And by the way – in that park I actually saw – Black swans. I’m not kidding you. They were actually black. I thought the talk about black swans was only fairy tales, but now I know (if someone didn’t just spray paint the poor animals…).
When me and Isolde came back to camp, Eli was still sleeping, but Isolde wanted her mother, and she was steadily growing more and more whiny – she needed a nap. But it’s not easy to get a 2,5 year old kid to sleep in a camp in the middle of the day. It was time for lunch as well, so I started cooking. Eli got to hold Isolde down – it was not something any of the appreciated, but before long they both slept like logs in the tent.
In the early afternoon it was time for the dreaded parade. It was a big one this year, and we were put in the back of it. We also met Fritz, another acquaintance from Azincourt. He took a flag from us in battle, but returned it again. However, we have ever since had the opinion that it should be his. We haven’t got hold of him, but as soon as we get his address, we shall post him that little flag – if we can find it.
Me and Lunda were the only ones of the Swedes partaking in the parade. It’s not much to say about it, other than it was a quite long walk – all the way to the Valkhof. As we got back to camp the actual festival had begun, and the church square where we camped was filled to the brim with curious tourists checking out what we were cooking and what clothes we were wearing.
At five o’clock in the evening, it was all over. We had a last meal, and packed up camp. The organizers were nice as usual, and brought us catered food. We were finished about nine, and set out for home. We reached Sweden maybe ten hours later, and that was the end of it…

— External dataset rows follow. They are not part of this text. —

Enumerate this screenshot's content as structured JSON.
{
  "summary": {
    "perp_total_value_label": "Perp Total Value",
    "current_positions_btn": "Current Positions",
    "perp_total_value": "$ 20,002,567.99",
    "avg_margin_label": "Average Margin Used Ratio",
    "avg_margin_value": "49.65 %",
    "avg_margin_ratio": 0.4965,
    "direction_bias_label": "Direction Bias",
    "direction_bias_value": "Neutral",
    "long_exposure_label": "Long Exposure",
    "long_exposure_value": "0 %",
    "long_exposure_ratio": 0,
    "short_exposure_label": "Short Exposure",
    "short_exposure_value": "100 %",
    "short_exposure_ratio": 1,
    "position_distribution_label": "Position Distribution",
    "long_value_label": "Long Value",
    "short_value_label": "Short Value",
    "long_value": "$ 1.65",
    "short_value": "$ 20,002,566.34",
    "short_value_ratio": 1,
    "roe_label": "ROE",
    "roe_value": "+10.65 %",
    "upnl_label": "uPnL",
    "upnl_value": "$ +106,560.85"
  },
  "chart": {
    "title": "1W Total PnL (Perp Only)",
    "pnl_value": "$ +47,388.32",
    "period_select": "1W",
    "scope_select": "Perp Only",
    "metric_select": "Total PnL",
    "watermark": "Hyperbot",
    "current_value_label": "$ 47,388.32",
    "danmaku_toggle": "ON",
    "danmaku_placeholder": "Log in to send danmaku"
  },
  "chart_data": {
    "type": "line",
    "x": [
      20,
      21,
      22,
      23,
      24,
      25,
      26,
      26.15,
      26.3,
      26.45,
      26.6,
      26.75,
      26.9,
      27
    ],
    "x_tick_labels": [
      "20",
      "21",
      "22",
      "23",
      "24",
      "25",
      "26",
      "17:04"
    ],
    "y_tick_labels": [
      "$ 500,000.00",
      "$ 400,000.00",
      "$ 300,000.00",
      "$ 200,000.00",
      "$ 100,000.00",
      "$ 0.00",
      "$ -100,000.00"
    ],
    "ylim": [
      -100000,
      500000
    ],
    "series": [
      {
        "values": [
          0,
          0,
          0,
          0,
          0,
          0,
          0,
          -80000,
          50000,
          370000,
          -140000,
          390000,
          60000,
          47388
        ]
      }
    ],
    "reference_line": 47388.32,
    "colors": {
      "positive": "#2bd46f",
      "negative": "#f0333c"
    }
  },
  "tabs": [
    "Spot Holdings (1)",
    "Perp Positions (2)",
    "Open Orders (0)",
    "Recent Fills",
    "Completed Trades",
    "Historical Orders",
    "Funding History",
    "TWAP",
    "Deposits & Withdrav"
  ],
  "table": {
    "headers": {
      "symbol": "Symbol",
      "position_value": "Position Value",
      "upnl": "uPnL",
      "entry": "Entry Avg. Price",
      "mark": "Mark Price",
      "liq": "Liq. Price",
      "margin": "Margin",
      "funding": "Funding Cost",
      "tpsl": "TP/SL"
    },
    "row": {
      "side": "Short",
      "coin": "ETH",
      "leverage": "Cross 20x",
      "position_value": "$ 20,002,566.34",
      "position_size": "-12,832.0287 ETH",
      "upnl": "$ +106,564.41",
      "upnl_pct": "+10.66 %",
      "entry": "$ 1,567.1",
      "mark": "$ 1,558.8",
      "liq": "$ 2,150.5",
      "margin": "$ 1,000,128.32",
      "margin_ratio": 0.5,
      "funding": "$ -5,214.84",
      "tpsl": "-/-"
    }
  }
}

I almost forgot: Lunda got caught on Dutch television. He was inteviewed, and can be seen 4 minutes and 15 seconds in the movie clip. Enjoy!